Education Dive |
For some students with disabilities, remote learning has revealed a preferred learning style free of classmate distractions and the academic pressures of comparing themselves to peers without disabilities. Some students with anxiety disorders, those who were bullied in school, those struggling with executive functioning skills, and those who are both gifted and qualify for special education have said distance learning is working well for them, according to teachers and parents.
But for students who require intensive, constant or hands-on supports, virtual school has impeded their pre-pandemic progress because in-person supports could not be replicated in meaningful ways to distance learning formats, say educators and parents.
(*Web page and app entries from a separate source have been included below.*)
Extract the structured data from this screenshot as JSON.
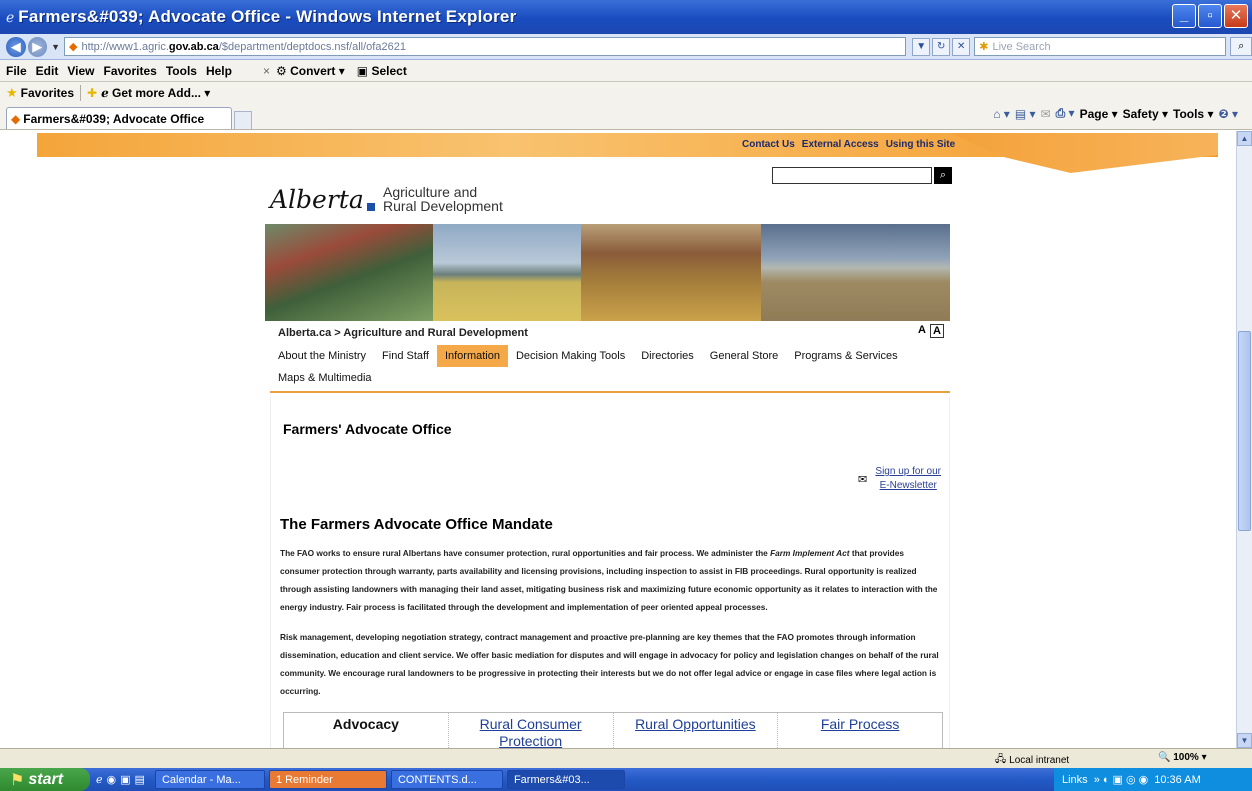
{
  "window": {
    "title": "Farmers&#039; Advocate Office - Windows Internet Explorer",
    "min": "_",
    "max": "▫",
    "close": "✕"
  },
  "addressbar": {
    "url_prefix": "http://www1.agric.",
    "url_domain": "gov.ab.ca",
    "url_suffix": "/$department/deptdocs.nsf/all/ofa2621",
    "search_placeholder": "Live Search"
  },
  "menubar": {
    "items": [
      "File",
      "Edit",
      "View",
      "Favorites",
      "Tools",
      "Help"
    ],
    "close_x": "×",
    "convert": "Convert",
    "select": "Select"
  },
  "favorites": {
    "label": "Favorites",
    "get_more": "Get more Add..."
  },
  "tabs": {
    "active_tab": "Farmers&#039; Advocate Office"
  },
  "commandbar": {
    "page": "Page",
    "safety": "Safety",
    "tools": "Tools"
  },
  "site": {
    "util_links": [
      "Contact Us",
      "External Access",
      "Using this Site"
    ],
    "logo_script": "Alberta",
    "ministry_line1": "Agriculture and",
    "ministry_line2": "Rural Development",
    "breadcrumb": "Alberta.ca > Agriculture and Rural Development",
    "textsize_small": "A",
    "textsize_large": "A",
    "nav_row1": [
      "About the Ministry",
      "Find Staff",
      "Information",
      "Decision Making Tools",
      "Directories",
      "General Store",
      "Programs & Services"
    ],
    "nav_row2": [
      "Maps & Multimedia"
    ],
    "page_title": "Farmers' Advocate Office",
    "newsletter_line1": "Sign up for our",
    "newsletter_line2": "E-Newsletter",
    "mandate_title": "The Farmers Advocate Office Mandate",
    "para1_a": "The FAO works to ensure rural Albertans have consumer protection, rural opportunities and fair process. We administer the ",
    "para1_em": "Farm Implement Act",
    "para1_b": " that provides consumer protection through warranty, parts availability and licensing provisions, including inspection to assist in FIB proceedings. Rural opportunity is realized through assisting landowners with managing their land asset, mitigating business risk and maximizing future economic opportunity as it relates to interaction with the energy industry. Fair process is facilitated through the development and implementation of peer oriented appeal processes.",
    "para2": "Risk management, developing negotiation strategy, contract management and proactive pre-planning are key themes that the FAO promotes through information dissemination, education and client service. We offer basic mediation for disputes and will engage in advocacy for policy and legislation changes on behalf of the rural community. We encourage rural landowners to be progressive in protecting their interests but we do not offer legal advice or engage in case files where legal action is occurring.",
    "content_tabs": [
      "Advocacy",
      "Rural Consumer Protection",
      "Rural Opportunities",
      "Fair Process"
    ]
  },
  "statusbar": {
    "zone": "Local intranet",
    "zoom": "100%"
  },
  "taskbar": {
    "start": "start",
    "buttons": [
      "Calendar - Ma...",
      "1 Reminder",
      "CONTENTS.d...",
      "Farmers&#03..."
    ],
    "links": "Links",
    "clock": "10:36 AM"
  },
  "colors": {
    "accent_orange": "#f5a848",
    "title_blue": "#1a4cc0",
    "link_blue": "#1f3f9a"
  }
}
This article is part of a four-part series on the challenges that schools are facing during the pandemic trying to advance marginalized students and the creative ways they are trying to teach them online and in-person.